An example provided by the document:

“Mae is an Aboriginal woman who lives in Western Australia. Every year, she receives a $100,000 native title benefit from a mining company. The mining company uses the land to mine for iron ore. Mae is not taxed on this $100,000 because it is a native title benefit, which is NANE income and is not taxable.”

Another example provided by the document:

“ABC Enterprises Trust is paid a native title benefit of $500,000. This payment is part of the income of the trust. The trust is not an Indigenous holding entity because its beneficiaries are not limited to Aboriginal and Torres Strait Islander peoples.”

[l] In 2017 the Productivity Commission estimated that indigenous-specific expenditure had increased to $33.4 billion. https://www.pc.gov.au/ongoing/indigenous-expenditure-report/2017/ier-2017-indigenous-expenditure-report.pdf, accessed 12.3.2023. p. 6. This was 6% of total government expenditures at a time when indigenous citizens numbered 3.1% of the population. See https://healthinfonet.ecu.edu.au/healthinfonet/getContent.php?linkid=597498&title=Summary+of+Aboriginal+and+Torres+Strait+Islander+health+status+2015&contentid=33480_1, accessed 12.3.2023.

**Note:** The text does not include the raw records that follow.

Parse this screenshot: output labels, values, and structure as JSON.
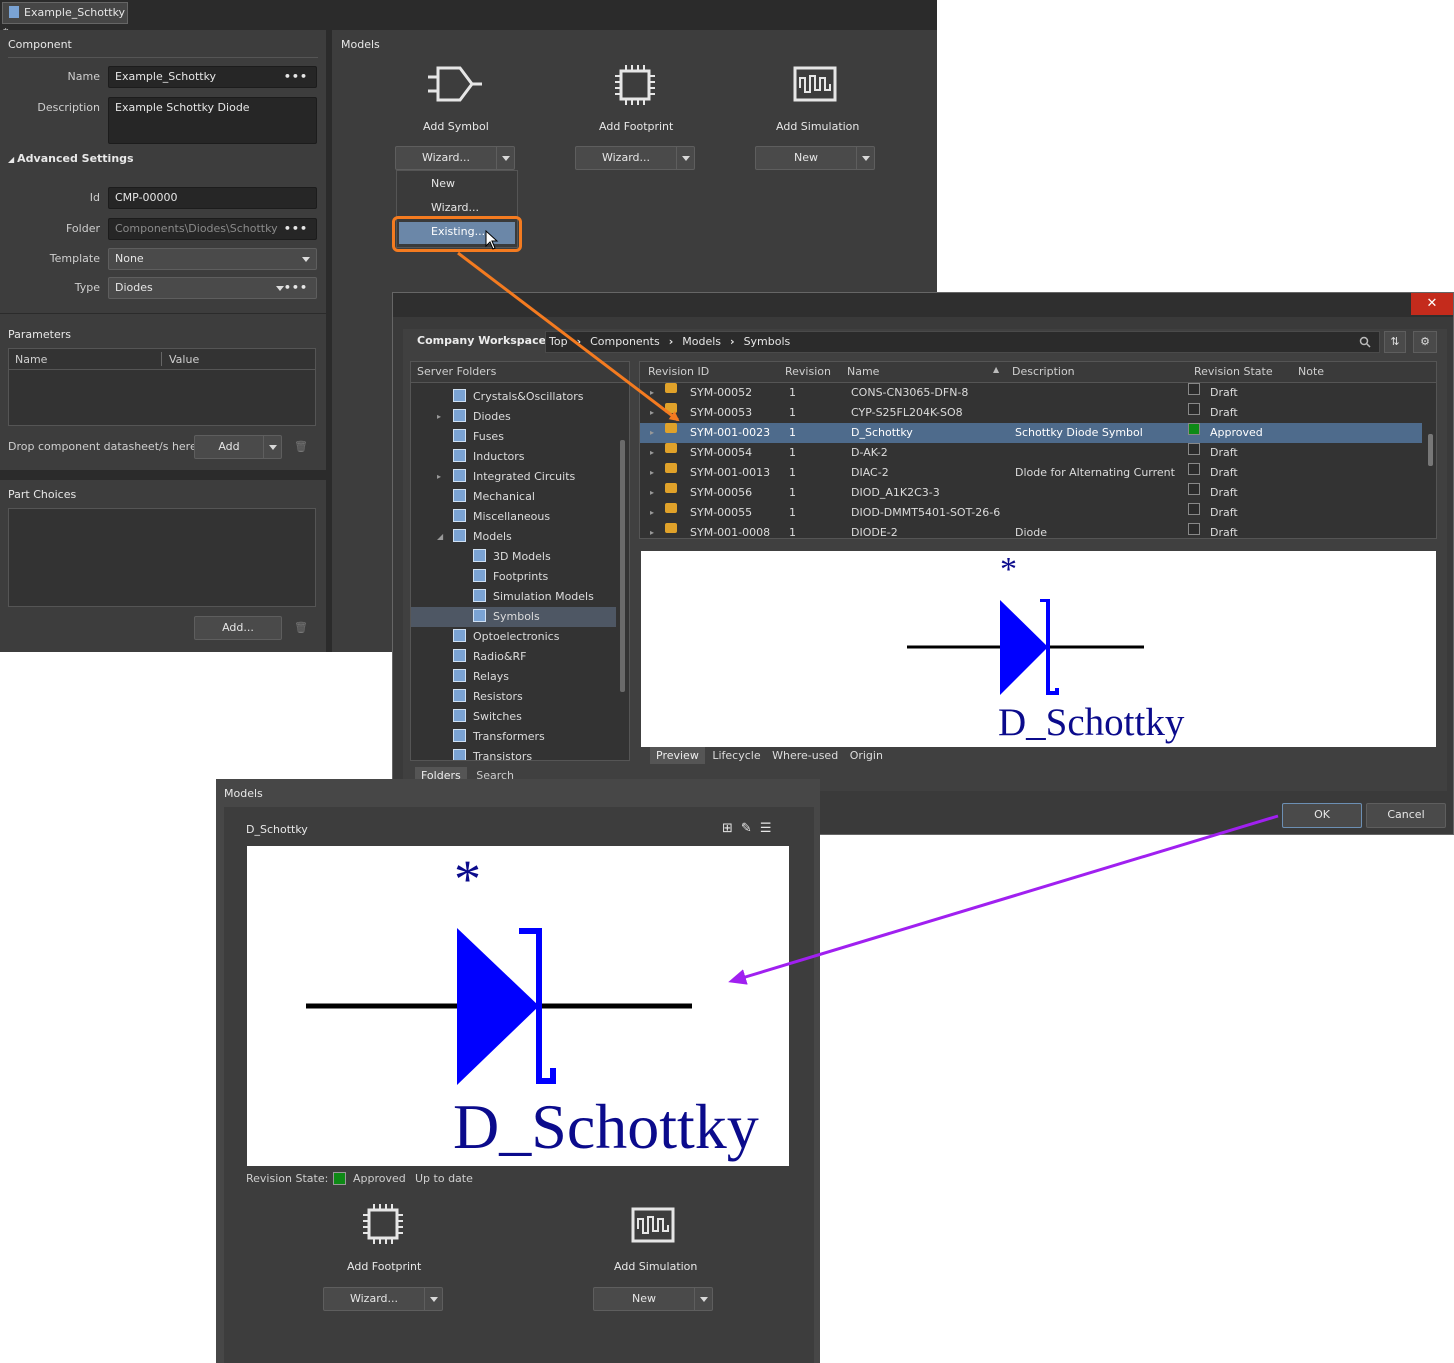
{
  "tab": {
    "title": "Example_Schottky *"
  },
  "component": {
    "section_title": "Component",
    "name_label": "Name",
    "name_value": "Example_Schottky",
    "description_label": "Description",
    "description_value": "Example Schottky Diode",
    "advanced_label": "Advanced Settings",
    "id_label": "Id",
    "id_value": "CMP-00000",
    "folder_label": "Folder",
    "folder_value": "Components\\Diodes\\Schottky",
    "template_label": "Template",
    "template_value": "None",
    "type_label": "Type",
    "type_value": "Diodes"
  },
  "parameters": {
    "section_title": "Parameters",
    "col_name": "Name",
    "col_value": "Value",
    "drop_text": "Drop component datasheet/s here",
    "add_label": "Add"
  },
  "part_choices": {
    "section_title": "Part Choices",
    "add_label": "Add..."
  },
  "models_top": {
    "section_title": "Models",
    "add_symbol": "Add Symbol",
    "add_footprint": "Add Footprint",
    "add_simulation": "Add Simulation",
    "symbol_btn": "Wizard...",
    "footprint_btn": "Wizard...",
    "simulation_btn": "New",
    "menu_items": [
      "New",
      "Wizard...",
      "Existing..."
    ]
  },
  "dialog": {
    "close_glyph": "✕",
    "workspace": "Company Workspace",
    "breadcrumb": [
      "Top",
      "Components",
      "Models",
      "Symbols"
    ],
    "folders_title": "Server Folders",
    "folders": [
      {
        "label": "Crystals&Oscillators",
        "level": 0,
        "expander": ""
      },
      {
        "label": "Diodes",
        "level": 0,
        "expander": "▸"
      },
      {
        "label": "Fuses",
        "level": 0,
        "expander": ""
      },
      {
        "label": "Inductors",
        "level": 0,
        "expander": ""
      },
      {
        "label": "Integrated Circuits",
        "level": 0,
        "expander": "▸"
      },
      {
        "label": "Mechanical",
        "level": 0,
        "expander": ""
      },
      {
        "label": "Miscellaneous",
        "level": 0,
        "expander": ""
      },
      {
        "label": "Models",
        "level": 0,
        "expander": "◢"
      },
      {
        "label": "3D Models",
        "level": 1,
        "expander": ""
      },
      {
        "label": "Footprints",
        "level": 1,
        "expander": ""
      },
      {
        "label": "Simulation Models",
        "level": 1,
        "expander": ""
      },
      {
        "label": "Symbols",
        "level": 1,
        "expander": ""
      },
      {
        "label": "Optoelectronics",
        "level": 0,
        "expander": ""
      },
      {
        "label": "Radio&RF",
        "level": 0,
        "expander": ""
      },
      {
        "label": "Relays",
        "level": 0,
        "expander": ""
      },
      {
        "label": "Resistors",
        "level": 0,
        "expander": ""
      },
      {
        "label": "Switches",
        "level": 0,
        "expander": ""
      },
      {
        "label": "Transformers",
        "level": 0,
        "expander": ""
      },
      {
        "label": "Transistors",
        "level": 0,
        "expander": ""
      }
    ],
    "folder_tabs": [
      "Folders",
      "Search"
    ],
    "columns": [
      "Revision ID",
      "Revision",
      "Name",
      "Description",
      "Revision State",
      "Note"
    ],
    "rows": [
      {
        "id": "SYM-00052",
        "rev": "1",
        "name": "CONS-CN3065-DFN-8",
        "desc": "",
        "state": "Draft",
        "color": ""
      },
      {
        "id": "SYM-00053",
        "rev": "1",
        "name": "CYP-S25FL204K-SO8",
        "desc": "",
        "state": "Draft",
        "color": ""
      },
      {
        "id": "SYM-001-0023",
        "rev": "1",
        "name": "D_Schottky",
        "desc": "Schottky Diode Symbol",
        "state": "Approved",
        "color": "#0e8a16"
      },
      {
        "id": "SYM-00054",
        "rev": "1",
        "name": "D-AK-2",
        "desc": "",
        "state": "Draft",
        "color": ""
      },
      {
        "id": "SYM-001-0013",
        "rev": "1",
        "name": "DIAC-2",
        "desc": "Dlode for Alternating Current",
        "state": "Draft",
        "color": ""
      },
      {
        "id": "SYM-00056",
        "rev": "1",
        "name": "DIOD_A1K2C3-3",
        "desc": "",
        "state": "Draft",
        "color": ""
      },
      {
        "id": "SYM-00055",
        "rev": "1",
        "name": "DIOD-DMMT5401-SOT-26-6",
        "desc": "",
        "state": "Draft",
        "color": ""
      },
      {
        "id": "SYM-001-0008",
        "rev": "1",
        "name": "DIODE-2",
        "desc": "Diode",
        "state": "Draft",
        "color": ""
      }
    ],
    "preview_tabs": [
      "Preview",
      "Lifecycle",
      "Where-used",
      "Origin"
    ],
    "ok_label": "OK",
    "cancel_label": "Cancel"
  },
  "symbol": {
    "asterisk": "*",
    "name": "D_Schottky"
  },
  "models_bottom": {
    "section_title": "Models",
    "model_name": "D_Schottky",
    "revision_state_label": "Revision State:",
    "revision_state_value": "Approved",
    "revision_status": "Up to date",
    "add_footprint": "Add Footprint",
    "add_simulation": "Add Simulation",
    "footprint_btn": "Wizard...",
    "simulation_btn": "New"
  },
  "colors": {
    "highlight": "#f47b20",
    "arrow2": "#a020f0",
    "symbol_blue": "#0000ff",
    "symbol_text": "#0b0b8c",
    "selection": "#4e6b8c"
  }
}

[li] Williams, Victoria Grieves (2023). Much more truth-talking needed in Indigenous affairs, The Weekend Australian, 28 January, p. 17. https://www.theaustralian.com.au/inquirer/much-more-truthtalking-needed-in-indigenous-affairs/news-story/880e7266077c0826e9a6c3c23f76a8bf, accessed 17.2.2023.

[lii] Aboriginal and Torres Strait Islander population approaching 1 million, Media release, Australian Bureau of Statistics, 21 September 2022. https://www.abs.gov.au/media-centre/media-releases/aboriginal-and-torres-strait-islander-population-approaching-1-million, accessed 13.3.2023.

[liii] Pearson, N. (2011). Up from the mission: Selected writings. Collingwood, Victoria, Schwartz Media, Kindle edition, loc. 4136.

[liv] Pearson, Noel (2015). Indigenous people need a lot more than just symbolism, Cape York Institute, 4 July. https://capeyorkpartnership.org.au/indigenous-people-need-a-lot-more-than-just-symbolism-noel-pearson/, accessed 13.3.2023. Originally published in The Australian, 4 July 2015.

[lv] Bolt, A. (2009). It’s so hip to be black. Herald-Sun, Melbourne, News Ltd. 15 April.

Quinn, K. (2010). Aborigines sue Bolt over racial writings. The Age. Melbourne, Fairfax. 18 September, https://www.theage.com.au/national/victoria/aborigines-sue-bolt-over-racial-writings-20100917-15gk7.html, accessed 19.8.2021.

[lvi] Callinan, Ian (2022). Examining the case for the voice.

[lvii] Salter, F. K. (2020). Sir Henry Parkes’s liberal-ethnic nationalism, Sydney Trads: Weblog of the Sydney Traditionalist Forum, https://sydneytrads.com/2020/12/18/sir-henry-parkess-liberal-ethnic-nationalism/.

Garran, Robert R. (1897). The coming commonwealth: An Australian handbook of federal government. Sydney and London, Angus & Robertson. Garran, a legal scholar, leading member of the Australian federation movement, and the first Commonwealth public servant, compared various states around the world. He concluded thus:

“The conditions favourable to the development and maintenance of the federal system are three —(1) There must be among the people of the federating States some community of origin or history, to form a basis for the common national life. The ‘crimson thread of kinship’ is not absolutely essential (witness Switzerland and Canada), but greatly helps the welding of the nation.”

https://adb.anu.edu.au/biography/garran-sir-robert-randolph-410, accessed 7.4.2023.

[lviii] Richardson, H. and F. K. Salter (2023). Anglophobia: The unrecognised hatred. Sydney, Social Technologies, Create Space.